== EXERCISE DESCRIPTION ==
Each line must appear in the answer exactly as it does in the data.

Stored data:
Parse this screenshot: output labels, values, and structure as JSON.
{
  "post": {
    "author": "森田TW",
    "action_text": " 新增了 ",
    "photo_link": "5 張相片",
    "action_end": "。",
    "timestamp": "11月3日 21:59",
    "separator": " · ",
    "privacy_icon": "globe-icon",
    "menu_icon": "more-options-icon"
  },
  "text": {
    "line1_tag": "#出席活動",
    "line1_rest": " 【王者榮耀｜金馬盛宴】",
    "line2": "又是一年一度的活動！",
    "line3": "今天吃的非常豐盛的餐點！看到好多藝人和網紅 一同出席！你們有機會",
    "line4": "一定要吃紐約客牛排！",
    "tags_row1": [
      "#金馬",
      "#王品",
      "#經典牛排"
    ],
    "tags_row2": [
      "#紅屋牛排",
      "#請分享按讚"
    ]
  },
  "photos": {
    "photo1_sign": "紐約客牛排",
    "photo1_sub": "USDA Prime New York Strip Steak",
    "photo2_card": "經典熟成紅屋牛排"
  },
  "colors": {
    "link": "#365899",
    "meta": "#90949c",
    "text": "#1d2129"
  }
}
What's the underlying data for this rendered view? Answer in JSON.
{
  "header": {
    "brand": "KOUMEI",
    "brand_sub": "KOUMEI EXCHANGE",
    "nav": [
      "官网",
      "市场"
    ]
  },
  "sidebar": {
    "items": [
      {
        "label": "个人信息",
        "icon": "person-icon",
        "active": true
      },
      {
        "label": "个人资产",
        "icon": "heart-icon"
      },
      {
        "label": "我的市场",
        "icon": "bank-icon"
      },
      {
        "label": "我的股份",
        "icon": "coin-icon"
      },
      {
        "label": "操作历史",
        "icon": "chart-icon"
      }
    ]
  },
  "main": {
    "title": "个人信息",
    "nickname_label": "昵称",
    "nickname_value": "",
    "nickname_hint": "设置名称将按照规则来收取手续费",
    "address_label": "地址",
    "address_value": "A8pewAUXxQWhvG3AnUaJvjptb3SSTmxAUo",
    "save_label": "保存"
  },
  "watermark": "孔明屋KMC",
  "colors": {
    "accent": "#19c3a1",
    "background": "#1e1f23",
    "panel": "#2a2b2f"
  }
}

== WRITTEN ANSWER ==
Parse this screenshot: output labels, values, and structure as JSON.
{
  "post": {
    "author": "森田TW",
    "action_text": " 新增了 ",
    "photo_link": "5 張相片",
    "action_end": "。",
    "timestamp": "11月3日 21:59",
    "separator": " · ",
    "privacy_icon": "globe-icon",
    "menu_icon": "more-options-icon"
  },
  "text": {
    "line1_tag": "#出席活動",
    "line1_rest": " 【王者榮耀｜金馬盛宴】",
    "line2": "又是一年一度的活動！",
    "line3": "今天吃的非常豐盛的餐點！看到好多藝人和網紅 一同出席！你們有機會",
    "line4": "一定要吃紐約客牛排！",
    "tags_row1": [
      "#金馬",
      "#王品",
      "#經典牛排"
    ],
    "tags_row2": [
      "#紅屋牛排",
      "#請分享按讚"
    ]
  },
  "photos": {
    "photo1_sign": "紐約客牛排",
    "photo1_sub": "USDA Prime New York Strip Steak",
    "photo2_card": "經典熟成紅屋牛排"
  },
  "colors": {
    "link": "#365899",
    "meta": "#90949c",
    "text": "#1d2129"
  }
}
What's the underlying data for this rendered view? Answer in JSON.
{
  "header": {
    "brand": "KOUMEI",
    "brand_sub": "KOUMEI EXCHANGE",
    "nav": [
      "官网",
      "市场"
    ]
  },
  "sidebar": {
    "items": [
      {
        "label": "个人信息",
        "icon": "person-icon",
        "active": true
      },
      {
        "label": "个人资产",
        "icon": "heart-icon"
      },
      {
        "label": "我的市场",
        "icon": "bank-icon"
      },
      {
        "label": "我的股份",
        "icon": "coin-icon"
      },
      {
        "label": "操作历史",
        "icon": "chart-icon"
      }
    ]
  },
  "main": {
    "title": "个人信息",
    "nickname_label": "昵称",
    "nickname_value": "",
    "nickname_hint": "设置名称将按照规则来收取手续费",
    "address_label": "地址",
    "address_value": "A8pewAUXxQWhvG3AnUaJvjptb3SSTmxAUo",
    "save_label": "保存"
  },
  "watermark": "孔明屋KMC",
  "colors": {
    "accent": "#19c3a1",
    "background": "#1e1f23",
    "panel": "#2a2b2f"
  }
}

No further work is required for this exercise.